It's not the same as lending a paper book to someone, because there are potentially limitless digital copies being made rather than each single instance of the book being in one person's possession at a time.

jyh's picture
jyh from VA is reading whatever he feels like July 5, 2012 - 11:42am

whoa, synchronicity dude

postpomo's picture
postpomo from Canada is reading words words words July 5, 2012 - 12:02pm

piracy is a crime of the high seas last I checked. I've read enough reports that lowering the price of CDs, DVDs, Books, etc... lowers the incidence of unapproved online distribution.

I know how money works, but I'm not a big fan of it.

jyh's picture
jyh from VA is reading whatever he feels like July 5, 2012 - 12:06pm

I agree "piracy" isn't the best term; it's "infringement" or violation of rights.

Either way: 

Pirates were executed.

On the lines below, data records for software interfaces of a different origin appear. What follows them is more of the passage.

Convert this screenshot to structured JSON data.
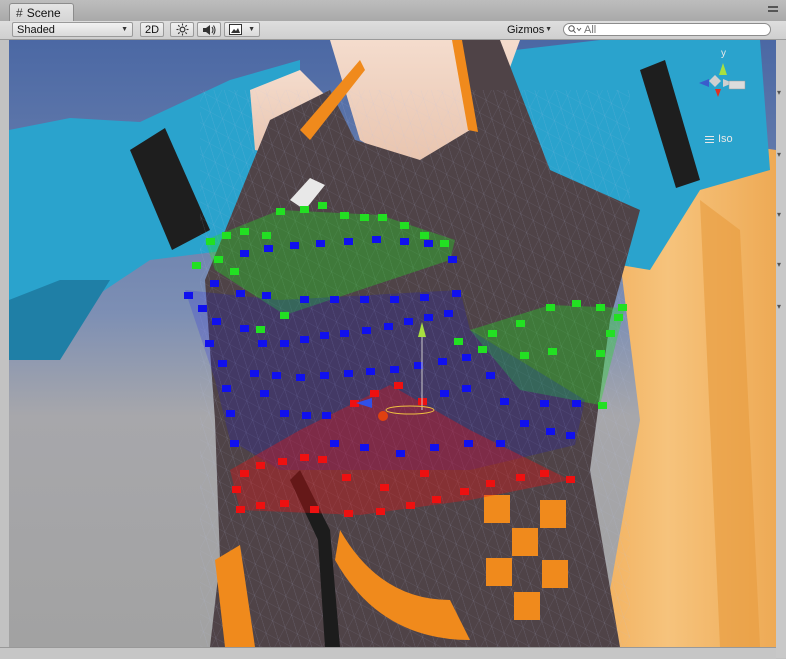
{
  "window": {
    "tab_label": "Scene",
    "tab_icon": "grid-icon",
    "menu_icon": "window-menu-icon"
  },
  "toolbar": {
    "shading_mode": "Shaded",
    "mode_2d": "2D",
    "light_icon": "sun-icon",
    "audio_icon": "speaker-icon",
    "effects_icon": "image-icon",
    "gizmos_label": "Gizmos",
    "search_placeholder": "All",
    "search_icon": "search-icon"
  },
  "orientation_gizmo": {
    "axis_label": "y",
    "projection_label": "Iso"
  },
  "colors": {
    "sky": "#5a75a8",
    "ground": "#a8a8a8",
    "sleeve": "#2aa3cd",
    "vest": "#4f4347",
    "accent_orange": "#f08a1c",
    "cloth_orange": "#f4b360",
    "handle_green": "#22e022",
    "handle_blue": "#1010ee",
    "handle_red": "#ee1010"
  }
}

A Turkish jet fighter was shot down the other day for "infringing."

postpomo's picture
postpomo from Canada is reading words words words July 5, 2012 - 12:14pm

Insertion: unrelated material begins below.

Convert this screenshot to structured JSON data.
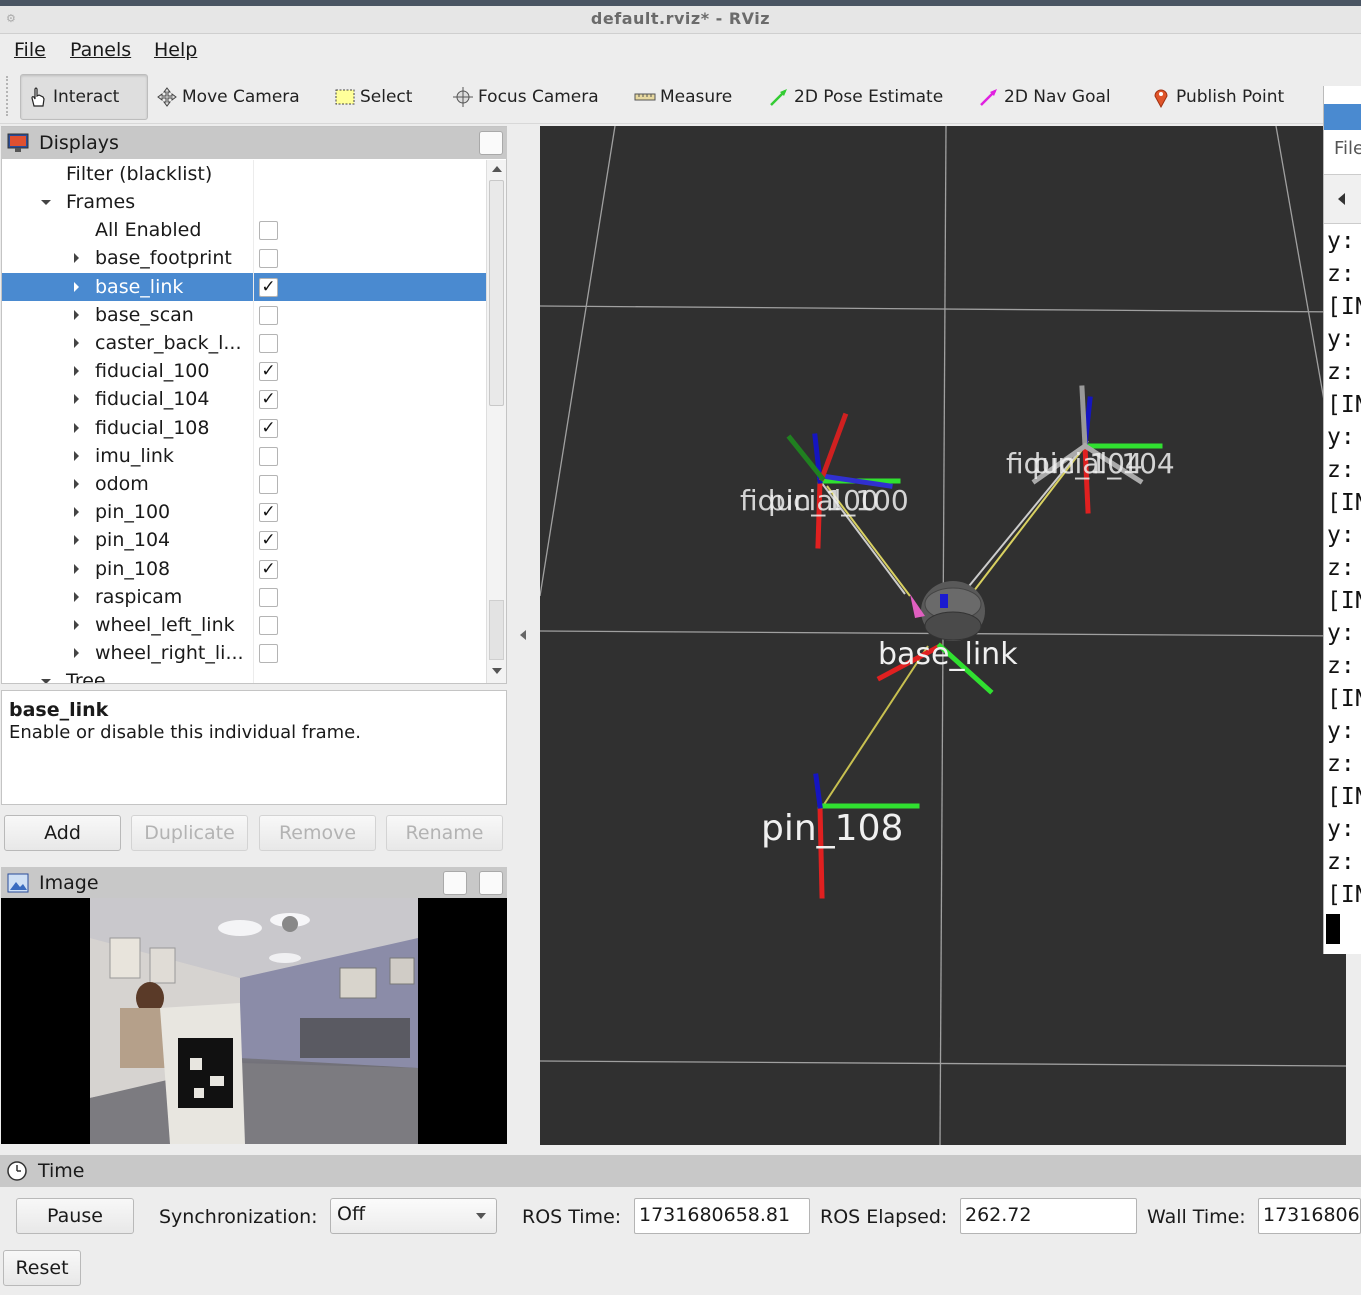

sure, because John Wiley & Sons had to lay people off, cut salaries and benefits and cut back on their operations because of infringement.

I find it hard to care.

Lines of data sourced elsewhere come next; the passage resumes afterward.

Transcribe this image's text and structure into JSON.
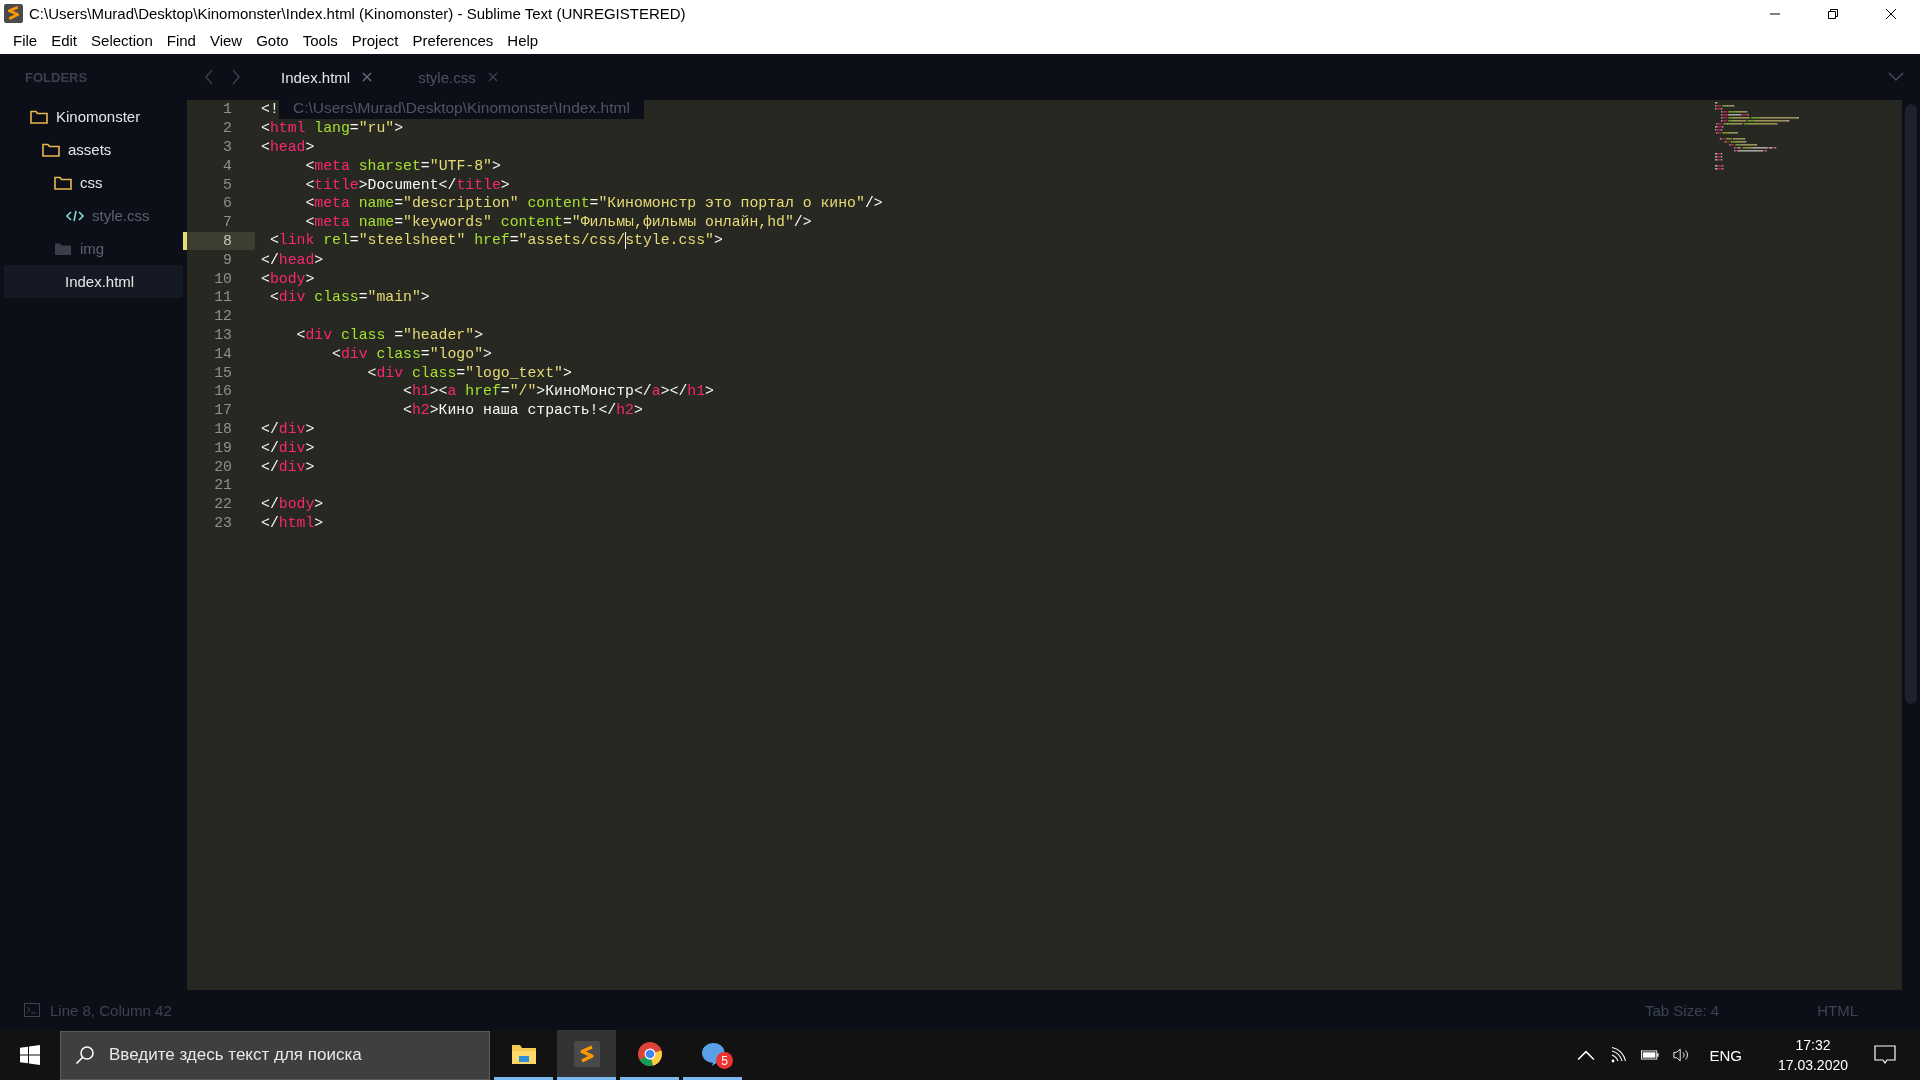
{
  "window": {
    "title": "C:\\Users\\Murad\\Desktop\\Kinomonster\\Index.html (Kinomonster) - Sublime Text (UNREGISTERED)"
  },
  "menu": [
    "File",
    "Edit",
    "Selection",
    "Find",
    "View",
    "Goto",
    "Tools",
    "Project",
    "Preferences",
    "Help"
  ],
  "sidebar": {
    "header": "FOLDERS",
    "items": [
      {
        "kind": "folder",
        "label": "Kinomonster",
        "expanded": true,
        "selected": false,
        "children": [
          {
            "kind": "folder",
            "label": "assets",
            "expanded": true,
            "selected": false,
            "children": [
              {
                "kind": "folder",
                "label": "css",
                "expanded": true,
                "selected": false,
                "children": [
                  {
                    "kind": "source",
                    "label": "style.css",
                    "selected": false
                  }
                ]
              },
              {
                "kind": "folder",
                "label": "img",
                "expanded": false,
                "selected": false
              }
            ]
          },
          {
            "kind": "file",
            "label": "Index.html",
            "selected": true
          }
        ]
      }
    ]
  },
  "tabs": [
    {
      "label": "Index.html",
      "selected": true
    },
    {
      "label": "style.css",
      "selected": false
    }
  ],
  "tooltip": "C:\\Users\\Murad\\Desktop\\Kinomonster\\Index.html",
  "code": [
    {
      "number": "1",
      "current": false,
      "tokens": [
        {
          "kind": "punct",
          "text": "<!"
        }
      ]
    },
    {
      "number": "2",
      "current": false,
      "tokens": [
        {
          "kind": "punct",
          "text": "<"
        },
        {
          "kind": "tag",
          "text": "html"
        },
        {
          "kind": "attr",
          "text": " lang"
        },
        {
          "kind": "punct",
          "text": "="
        },
        {
          "kind": "string",
          "text": "\"ru\""
        },
        {
          "kind": "punct",
          "text": ">"
        }
      ]
    },
    {
      "number": "3",
      "current": false,
      "tokens": [
        {
          "kind": "punct",
          "text": "<"
        },
        {
          "kind": "tag",
          "text": "head"
        },
        {
          "kind": "punct",
          "text": ">"
        }
      ]
    },
    {
      "number": "4",
      "current": false,
      "tokens": [
        {
          "kind": "punct",
          "text": "     <"
        },
        {
          "kind": "tag",
          "text": "meta"
        },
        {
          "kind": "attr",
          "text": " sharset"
        },
        {
          "kind": "punct",
          "text": "="
        },
        {
          "kind": "string",
          "text": "\"UTF-8\""
        },
        {
          "kind": "punct",
          "text": ">"
        }
      ]
    },
    {
      "number": "5",
      "current": false,
      "tokens": [
        {
          "kind": "punct",
          "text": "     <"
        },
        {
          "kind": "tag",
          "text": "title"
        },
        {
          "kind": "punct",
          "text": ">Document</"
        },
        {
          "kind": "tag",
          "text": "title"
        },
        {
          "kind": "punct",
          "text": ">"
        }
      ]
    },
    {
      "number": "6",
      "current": false,
      "tokens": [
        {
          "kind": "punct",
          "text": "     <"
        },
        {
          "kind": "tag",
          "text": "meta"
        },
        {
          "kind": "attr",
          "text": " name"
        },
        {
          "kind": "punct",
          "text": "="
        },
        {
          "kind": "string",
          "text": "\"description\""
        },
        {
          "kind": "attr",
          "text": " content"
        },
        {
          "kind": "punct",
          "text": "="
        },
        {
          "kind": "string",
          "text": "\"Киномонстр это портал о кино\""
        },
        {
          "kind": "punct",
          "text": "/>"
        }
      ]
    },
    {
      "number": "7",
      "current": false,
      "tokens": [
        {
          "kind": "punct",
          "text": "     <"
        },
        {
          "kind": "tag",
          "text": "meta"
        },
        {
          "kind": "attr",
          "text": " name"
        },
        {
          "kind": "punct",
          "text": "="
        },
        {
          "kind": "string",
          "text": "\"keywords\""
        },
        {
          "kind": "attr",
          "text": " content"
        },
        {
          "kind": "punct",
          "text": "="
        },
        {
          "kind": "string",
          "text": "\"Фильмы,фильмы онлайн,hd\""
        },
        {
          "kind": "punct",
          "text": "/>"
        }
      ]
    },
    {
      "number": "8",
      "current": true,
      "tokens": [
        {
          "kind": "punct",
          "text": " <"
        },
        {
          "kind": "tag",
          "text": "link"
        },
        {
          "kind": "attr",
          "text": " rel"
        },
        {
          "kind": "punct",
          "text": "="
        },
        {
          "kind": "string",
          "text": "\"steelsheet\""
        },
        {
          "kind": "attr",
          "text": " href"
        },
        {
          "kind": "punct",
          "text": "="
        },
        {
          "kind": "string",
          "text": "\"assets/css/"
        },
        {
          "kind": "cursor"
        },
        {
          "kind": "string",
          "text": "style.css\""
        },
        {
          "kind": "punct",
          "text": ">"
        }
      ]
    },
    {
      "number": "9",
      "current": false,
      "tokens": [
        {
          "kind": "punct",
          "text": "</"
        },
        {
          "kind": "tag",
          "text": "head"
        },
        {
          "kind": "punct",
          "text": ">"
        }
      ]
    },
    {
      "number": "10",
      "current": false,
      "tokens": [
        {
          "kind": "punct",
          "text": "<"
        },
        {
          "kind": "tag",
          "text": "body"
        },
        {
          "kind": "punct",
          "text": ">"
        }
      ]
    },
    {
      "number": "11",
      "current": false,
      "tokens": [
        {
          "kind": "punct",
          "text": " <"
        },
        {
          "kind": "tag",
          "text": "div"
        },
        {
          "kind": "attr",
          "text": " class"
        },
        {
          "kind": "punct",
          "text": "="
        },
        {
          "kind": "string",
          "text": "\"main\""
        },
        {
          "kind": "punct",
          "text": ">"
        }
      ]
    },
    {
      "number": "12",
      "current": false
    },
    {
      "number": "13",
      "current": false,
      "tokens": [
        {
          "kind": "punct",
          "text": "    <"
        },
        {
          "kind": "tag",
          "text": "div"
        },
        {
          "kind": "attr",
          "text": " class"
        },
        {
          "kind": "punct",
          "text": " ="
        },
        {
          "kind": "string",
          "text": "\"header\""
        },
        {
          "kind": "punct",
          "text": ">"
        }
      ]
    },
    {
      "number": "14",
      "current": false,
      "tokens": [
        {
          "kind": "punct",
          "text": "        <"
        },
        {
          "kind": "tag",
          "text": "div"
        },
        {
          "kind": "attr",
          "text": " class"
        },
        {
          "kind": "punct",
          "text": "="
        },
        {
          "kind": "string",
          "text": "\"logo\""
        },
        {
          "kind": "punct",
          "text": ">"
        }
      ]
    },
    {
      "number": "15",
      "current": false,
      "tokens": [
        {
          "kind": "punct",
          "text": "            <"
        },
        {
          "kind": "tag",
          "text": "div"
        },
        {
          "kind": "attr",
          "text": " class"
        },
        {
          "kind": "punct",
          "text": "="
        },
        {
          "kind": "string",
          "text": "\"logo_text\""
        },
        {
          "kind": "punct",
          "text": ">"
        }
      ]
    },
    {
      "number": "16",
      "current": false,
      "tokens": [
        {
          "kind": "punct",
          "text": "                <"
        },
        {
          "kind": "tag",
          "text": "h1"
        },
        {
          "kind": "punct",
          "text": "><"
        },
        {
          "kind": "tag",
          "text": "a"
        },
        {
          "kind": "attr",
          "text": " href"
        },
        {
          "kind": "punct",
          "text": "="
        },
        {
          "kind": "string",
          "text": "\"/\""
        },
        {
          "kind": "punct",
          "text": ">КиноМонстр</"
        },
        {
          "kind": "tag",
          "text": "a"
        },
        {
          "kind": "punct",
          "text": "></"
        },
        {
          "kind": "tag",
          "text": "h1"
        },
        {
          "kind": "punct",
          "text": ">"
        }
      ]
    },
    {
      "number": "17",
      "current": false,
      "tokens": [
        {
          "kind": "punct",
          "text": "                <"
        },
        {
          "kind": "tag",
          "text": "h2"
        },
        {
          "kind": "punct",
          "text": ">Кино наша страсть!</"
        },
        {
          "kind": "tag",
          "text": "h2"
        },
        {
          "kind": "punct",
          "text": ">"
        }
      ]
    },
    {
      "number": "18",
      "current": false,
      "tokens": [
        {
          "kind": "punct",
          "text": "</"
        },
        {
          "kind": "tag",
          "text": "div"
        },
        {
          "kind": "punct",
          "text": ">"
        }
      ]
    },
    {
      "number": "19",
      "current": false,
      "tokens": [
        {
          "kind": "punct",
          "text": "</"
        },
        {
          "kind": "tag",
          "text": "div"
        },
        {
          "kind": "punct",
          "text": ">"
        }
      ]
    },
    {
      "number": "20",
      "current": false,
      "tokens": [
        {
          "kind": "punct",
          "text": "</"
        },
        {
          "kind": "tag",
          "text": "div"
        },
        {
          "kind": "punct",
          "text": ">"
        }
      ]
    },
    {
      "number": "21",
      "current": false
    },
    {
      "number": "22",
      "current": false,
      "tokens": [
        {
          "kind": "punct",
          "text": "</"
        },
        {
          "kind": "tag",
          "text": "body"
        },
        {
          "kind": "punct",
          "text": ">"
        }
      ]
    },
    {
      "number": "23",
      "current": false,
      "tokens": [
        {
          "kind": "punct",
          "text": "</"
        },
        {
          "kind": "tag",
          "text": "html"
        },
        {
          "kind": "punct",
          "text": ">"
        }
      ]
    }
  ],
  "status_bar": {
    "position": "Line 8, Column 42",
    "tab_size": "Tab Size: 4",
    "syntax": "HTML"
  },
  "taskbar": {
    "search": {
      "placeholder": "Введите здесь текст для поиска"
    },
    "apps": [
      {
        "kind": "explorer",
        "selected": false
      },
      {
        "kind": "sublime",
        "selected": true
      },
      {
        "kind": "chrome",
        "selected": false
      },
      {
        "kind": "messenger",
        "selected": false,
        "badge": "5"
      }
    ],
    "language": "ENG",
    "time": "17:32",
    "date": "17.03.2020"
  }
}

Also, I donated most of my books & graphic novels to the library - I love libraries - my original comment was tongue in cheek (but I don't know which emoticon is most tongue-in-cheeky), but as for large, profitable companies playing the victim over this kind of thing, I couldn't care less.

jyh's picture
jyh from VA is reading whatever he feels like July 5, 2012 - 2:11pm

I find it hard to care.

Understandable

ReneeAPickup's picture
Class Facilitator
ReneeAPickup from Southern California is reading A truckload of books July 5, 2012 - 4:38pm

Speaking of libraries...there goes anyone's "good" excuse for pirating books. You can get them at the library if you're broke. If your library doesn't have it, they will find it for you and borrow it from another library. Pretty simple.

We're writers and readers here, that means we value the written word, right? Saying it is no big deal to pirate it because the publisher has enough money may feel like a high and mighty thing to say, but in reality, if the publisher's profit margins slump, they pay fewer writers. We see this happening already. I can't really justify pirating books while calling myself a writer.

Rob's picture
Class Director
Rob from New York City is reading at a fast enough pace it would be cumbersome to update this July 6, 2012 - 9:02am

Thanks for weighing in, Sparrow. It's an important point. I don't understand how anyone who's creatively inclined would pirate anything. 

'Sticking it to big business' is fiction created by people to justify stealing. It supposes that companies like publishers are taking baths in money and we're showing them who's boss. It's a shockingly naive and stupid attitude.

You may be screwing over a guy in a suit, but you're also screwing over the author, the cover artist, the person who edited the book, the person who typeset the book, and the other people who are responsible for bringing a book to market. 

postpomo's picture
postpomo from Canada is reading words words words July 6, 2012 - 1:36pm

the publisher decides what to pay the author - you can lay the blame anywhere  else you like, but it's ultimately a contract between them.

And I don't steal books. I don't use e-readers.

And it's more an issue that they aren't making enough money, which is a fundamental problem in and of itself.

Again, when prices drop, online "piracy" drops.

I"m not defending people who infringe on copyright, but nor do I particular care if they do. It's what people do, and to have a business model that doesn't take that into account is naive. It is also pointless to spend legal fees on this kind of litigation when one could be spending that money on promoting new authors.